*EXERCISE AIM:* Isolate every line in the records below with "View" in it.

^^^^^^^^

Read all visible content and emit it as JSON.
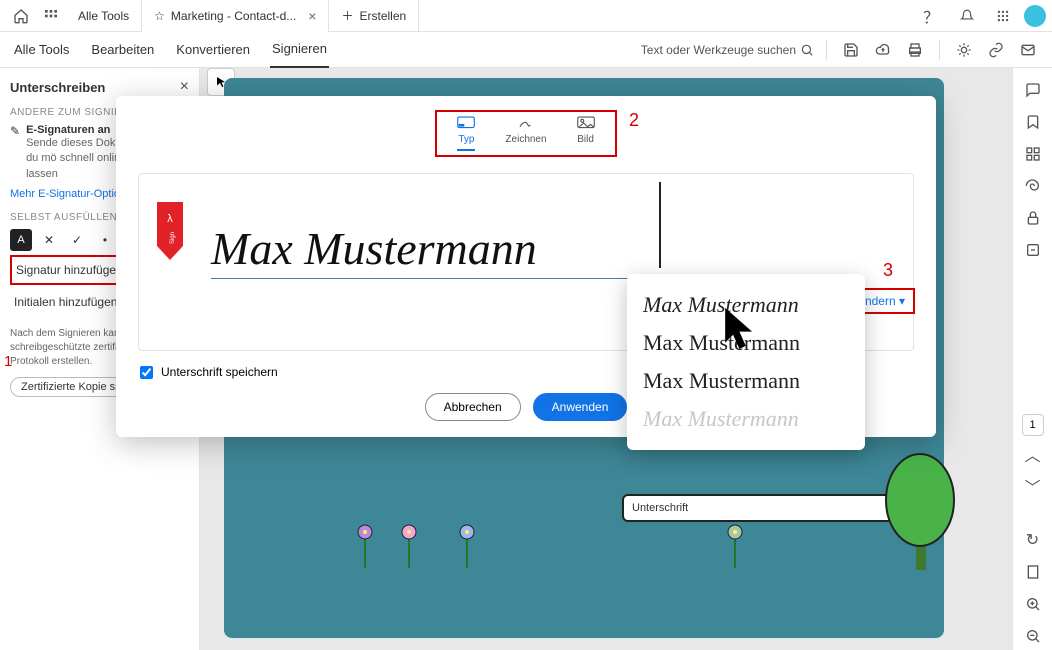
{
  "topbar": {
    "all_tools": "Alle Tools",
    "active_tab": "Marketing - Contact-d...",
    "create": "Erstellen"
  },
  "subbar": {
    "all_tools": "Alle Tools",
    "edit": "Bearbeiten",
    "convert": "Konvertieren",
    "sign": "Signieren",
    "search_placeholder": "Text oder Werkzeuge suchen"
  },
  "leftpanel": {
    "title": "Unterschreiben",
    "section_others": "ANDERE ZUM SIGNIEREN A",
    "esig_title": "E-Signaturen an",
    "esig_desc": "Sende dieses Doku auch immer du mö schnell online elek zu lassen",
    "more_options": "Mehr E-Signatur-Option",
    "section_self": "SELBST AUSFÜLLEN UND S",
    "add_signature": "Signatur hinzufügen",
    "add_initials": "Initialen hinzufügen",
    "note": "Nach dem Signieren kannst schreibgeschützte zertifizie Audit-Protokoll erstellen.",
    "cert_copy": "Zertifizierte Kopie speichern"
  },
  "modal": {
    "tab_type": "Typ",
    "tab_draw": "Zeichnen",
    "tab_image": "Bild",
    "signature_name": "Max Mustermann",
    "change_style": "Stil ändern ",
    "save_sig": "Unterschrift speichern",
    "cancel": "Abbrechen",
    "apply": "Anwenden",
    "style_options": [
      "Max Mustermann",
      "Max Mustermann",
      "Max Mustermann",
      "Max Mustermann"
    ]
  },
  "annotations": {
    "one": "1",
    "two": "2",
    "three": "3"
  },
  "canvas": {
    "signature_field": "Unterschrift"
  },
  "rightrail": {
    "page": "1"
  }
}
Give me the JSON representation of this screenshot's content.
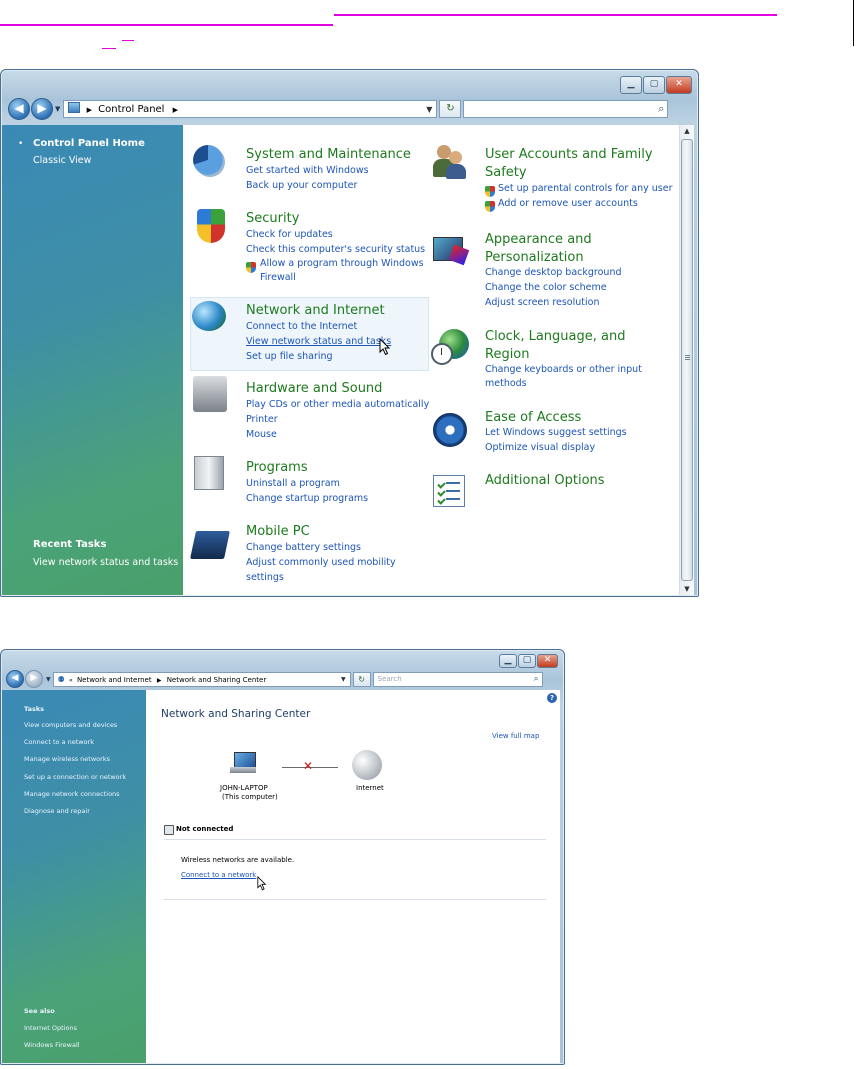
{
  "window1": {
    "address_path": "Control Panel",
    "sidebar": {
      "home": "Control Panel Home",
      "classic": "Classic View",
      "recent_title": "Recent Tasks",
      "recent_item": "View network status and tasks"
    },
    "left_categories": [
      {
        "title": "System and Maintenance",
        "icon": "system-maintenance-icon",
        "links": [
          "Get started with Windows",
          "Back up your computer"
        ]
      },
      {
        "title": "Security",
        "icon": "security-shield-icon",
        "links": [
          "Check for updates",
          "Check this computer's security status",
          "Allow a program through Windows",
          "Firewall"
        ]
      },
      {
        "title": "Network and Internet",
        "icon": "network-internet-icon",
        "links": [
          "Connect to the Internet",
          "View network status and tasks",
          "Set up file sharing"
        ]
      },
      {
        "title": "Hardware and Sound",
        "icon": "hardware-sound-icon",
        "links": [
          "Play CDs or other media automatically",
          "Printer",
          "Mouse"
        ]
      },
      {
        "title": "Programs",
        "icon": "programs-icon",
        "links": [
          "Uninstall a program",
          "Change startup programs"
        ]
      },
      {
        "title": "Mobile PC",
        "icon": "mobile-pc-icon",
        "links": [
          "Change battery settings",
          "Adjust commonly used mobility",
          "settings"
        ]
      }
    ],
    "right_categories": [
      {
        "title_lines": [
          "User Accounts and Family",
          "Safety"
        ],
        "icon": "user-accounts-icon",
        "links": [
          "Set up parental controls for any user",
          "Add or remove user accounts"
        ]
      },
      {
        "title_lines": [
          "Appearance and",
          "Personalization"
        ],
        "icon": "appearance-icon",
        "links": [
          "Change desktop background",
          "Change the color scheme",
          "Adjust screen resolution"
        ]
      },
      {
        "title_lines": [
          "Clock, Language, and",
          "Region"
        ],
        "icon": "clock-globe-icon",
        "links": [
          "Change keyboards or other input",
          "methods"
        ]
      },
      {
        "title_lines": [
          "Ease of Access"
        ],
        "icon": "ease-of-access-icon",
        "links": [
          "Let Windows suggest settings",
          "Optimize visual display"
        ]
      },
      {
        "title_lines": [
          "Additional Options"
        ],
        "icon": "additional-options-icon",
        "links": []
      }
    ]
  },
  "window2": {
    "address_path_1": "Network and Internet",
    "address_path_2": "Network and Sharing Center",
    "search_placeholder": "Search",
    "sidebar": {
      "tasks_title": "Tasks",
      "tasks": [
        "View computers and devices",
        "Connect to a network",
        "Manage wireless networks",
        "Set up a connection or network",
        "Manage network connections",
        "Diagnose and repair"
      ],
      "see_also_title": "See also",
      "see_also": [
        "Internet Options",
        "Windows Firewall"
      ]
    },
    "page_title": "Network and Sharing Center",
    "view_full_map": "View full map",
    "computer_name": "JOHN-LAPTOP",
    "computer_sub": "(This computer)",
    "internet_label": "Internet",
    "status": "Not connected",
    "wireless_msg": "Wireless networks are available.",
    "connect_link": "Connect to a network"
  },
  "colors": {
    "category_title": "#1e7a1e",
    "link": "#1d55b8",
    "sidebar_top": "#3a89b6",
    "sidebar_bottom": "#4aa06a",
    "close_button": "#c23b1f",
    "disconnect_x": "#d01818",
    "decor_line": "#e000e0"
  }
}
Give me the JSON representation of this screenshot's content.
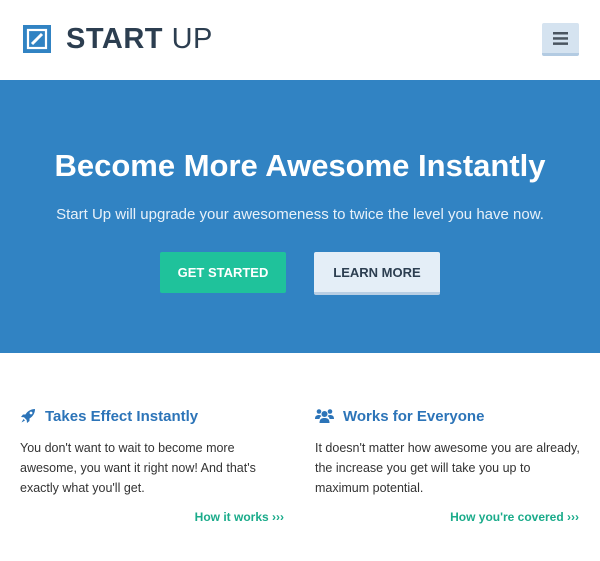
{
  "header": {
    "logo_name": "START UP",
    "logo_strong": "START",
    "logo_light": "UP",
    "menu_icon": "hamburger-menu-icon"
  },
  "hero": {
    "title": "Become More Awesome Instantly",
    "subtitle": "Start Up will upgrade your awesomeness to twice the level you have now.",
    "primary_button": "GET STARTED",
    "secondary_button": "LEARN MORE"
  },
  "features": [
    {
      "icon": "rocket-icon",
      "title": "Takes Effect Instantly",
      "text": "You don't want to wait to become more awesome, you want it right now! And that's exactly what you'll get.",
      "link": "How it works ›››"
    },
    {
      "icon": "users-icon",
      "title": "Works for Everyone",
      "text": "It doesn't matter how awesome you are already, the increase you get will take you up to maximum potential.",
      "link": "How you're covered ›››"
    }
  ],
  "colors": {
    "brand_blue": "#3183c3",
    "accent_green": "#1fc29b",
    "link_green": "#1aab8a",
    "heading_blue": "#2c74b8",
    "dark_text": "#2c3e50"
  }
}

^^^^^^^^

*RESULT:*
      "classic": "Classic View",
      "recent_item": "View network status and tasks"
          "View network status and tasks",
        "View computers and devices",
    "view_full_map": "View full map",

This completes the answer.